I woke up Sunday morning and looked out the window to see fresh snow a few centimetres deep. Damn! Anita and I agreed we would do 18K with the Running Room Around the Bay training group. So I got myself out of bed and took my time putting on the gear I’d laid out the night before, prepped for a chilly morning with a cold wind.
That meant: my thickest running tights, a t-shirt, a thicker long sleeved running top, my windproof jacket, a double layer of socks (since for me it’s the feet that get the coldest), insulated gloves, a buff, a thin hat (my head heats up if I’ve got too thick a hat on but I had a fleece balaclava style thing as back-up, and my running belt with insulated water bottles so my water wouldn’t freeze. I tossed in a few dates rolled in coconut, anticipating that I’d be out there for at least 2:20.
We set out shortly after 8:30, heading a little bit south and then west. The sidewalks went from difficult to completely unnavigable by the time we got to Riverside. As a result, we ended up running in the bike lane. There were eight or so of us, so it’s not as if we were invisible to drivers. Nevertheless, having had a terrible car accident on Riverside nine years ago (with a lingering neck injury that never healed), I was in a panic as we ran, knowing that a car skidding on winter roads will easily barrel into a group of people whether the driver sees them or not. Even as a driver, I do not take Riverside in the winter because I relive that accident each time I do.
I felt terribly unsafe and was vocally opposed to our route. One reason I felt that way is that London, Ontario has a great system of pathways and typically the path through Springbank Park is cleared of snow (especially on weekends when there is a lot of pedestrian and running traffic). I didn’t (and still don’t) understand why we were taking a route that required us to slog through uncleared sidewalks or risk ourselves on roads when we could be doing the majority of our distance on a safe pathway.
Anyway, let’s just say I complained and then went quiet. Anita ran up ahead and I didn’t really connect with her again until we got back to the Running Room almost two hours later. About an hour into it, we ducked into a subdivision. The snow wasn’t cleared but there had been enough traffic that it was at least packed down. I wouldn’t call the conditions easy though. By then, the wind was whipping into our faces and we were running through a blizzard. Grumble grumble — I checked my Garmin and we were not even half way yet.

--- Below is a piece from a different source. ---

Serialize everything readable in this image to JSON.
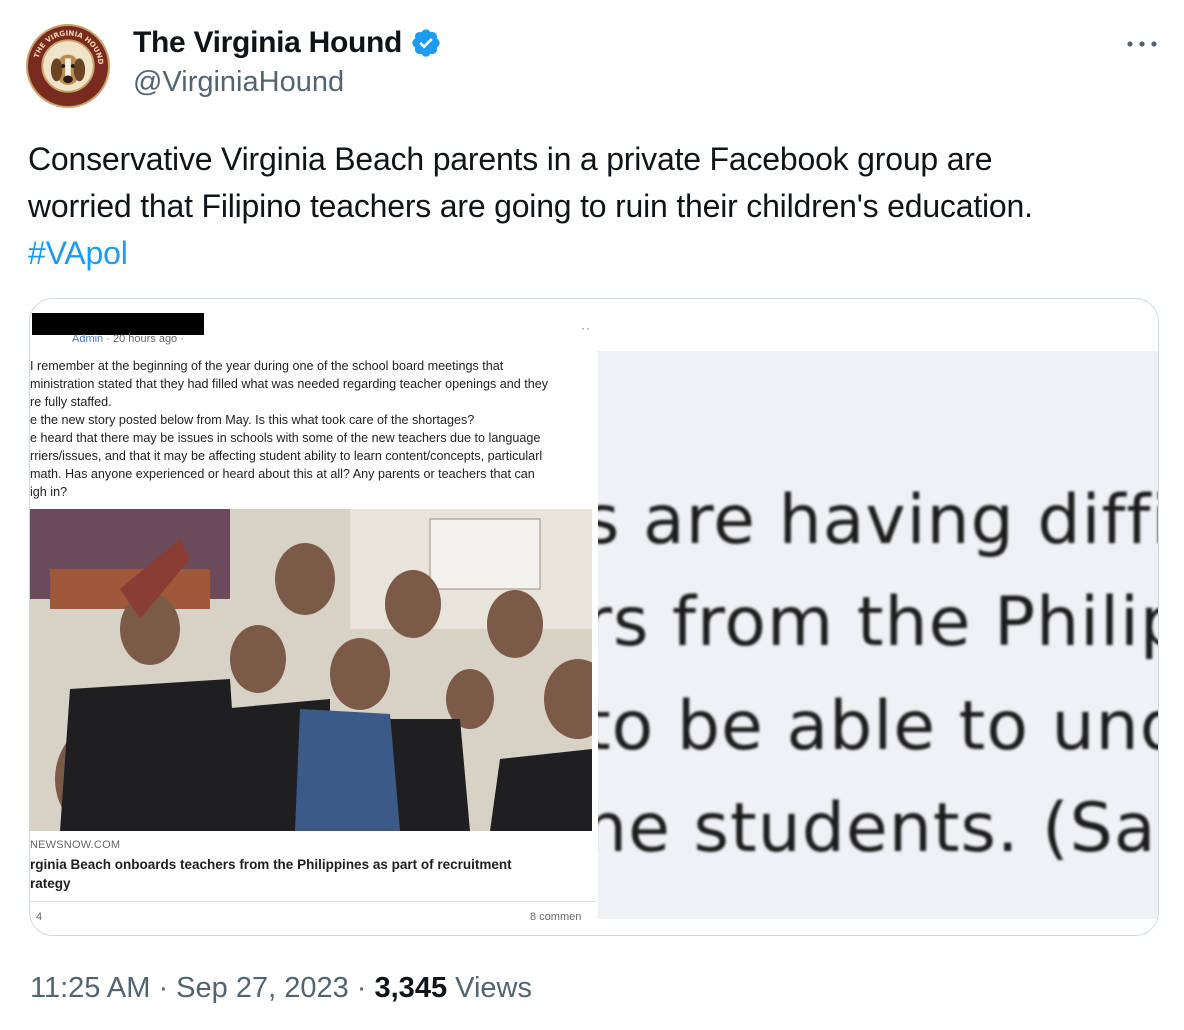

I did manage to turn my attitude around despite the blizzard. We weren’t any longer on Riverside, so I wasn’t reliving the trauma of my car accident anymore. I also became conscious of how every spot on my clothing choices had been. I felt just right — not at all hot, and yet also not cold. Yes, sometimes I needed to pull my Buff up around my face a little more, but everything from my core to my hands to my head felt just fine. My toes got a bit cold, as they do, and I couldn’t really feel my butt. But in the body temperature department I had no complaints.
And then my left knee started to speak to me. It said, “ouch.” Every time I put my foot down in the thick snow, I could feel a twinge on the outside of my knee. And then my left hip flexor or was it my IT band — I don’t know — joined in the chorus. I checked my Garmin and estimated (because by then a subset of us had slightly changed our route) another 7 or 8K to go. We were still trudging our way through the subdivision. All the houses and side streets looked the same. But ultimately we made it out of there and onto one of the main-ish roads, hoping for it to be clear.
We pushed on though, because really, unless someone called a cab we kind of had to. By this time we had been out there for almost two hours. Anita went the long way, so she was nowhere in sight. I’d totally gotten used to running through the deep snow on the sidewalk by then. My left side pains tried screaming at me but I mostly just ignored them in that way I taught myself to do the last time I was training for Around the Bay 30K in 2014, which is the last time I felt these same pains (so I know they’ll go away).
Then something magical happened — we crossed over an intersection and the sidewalk clearing machine had actually cleared the sidewalks! For the next 2-3K, we skipped along as if it were summer time. I imagined it would be that way all the back to downtown (it was not), and for those few kilometres, with the right gear and clear sidewalks, and by then the sun had come out, I completely forgot about my knee and my IT band.
We endured a couple more tough bits, especially crossing over a greasy bridge where each step we backslid, but soon the home stretch came into view. The Running Room was just about half a kilometre away when we made our turn onto Richmond Street. I ran-walked it and even ran past to tack on an extra little bit to get an even 17K (1K short of the planned distance, but under the conditions I didn’t mind one bit).
I went into the RR and stretched out my aching limbs at the back of the store where people had congregated. Anita wasn’t back yet but I expected her soon. As my group debriefed (i.e. shared our war stories of the run we had just finished), Anita showed up. She had the most serious war story of all — a mega bruise from a fall she had taken after we parted ways. “I bruise easily,” she said, claiming it wasn’t serious.
“I’m hungry,” I said.
“Me too,” said Anita.
And off we went for breakfast.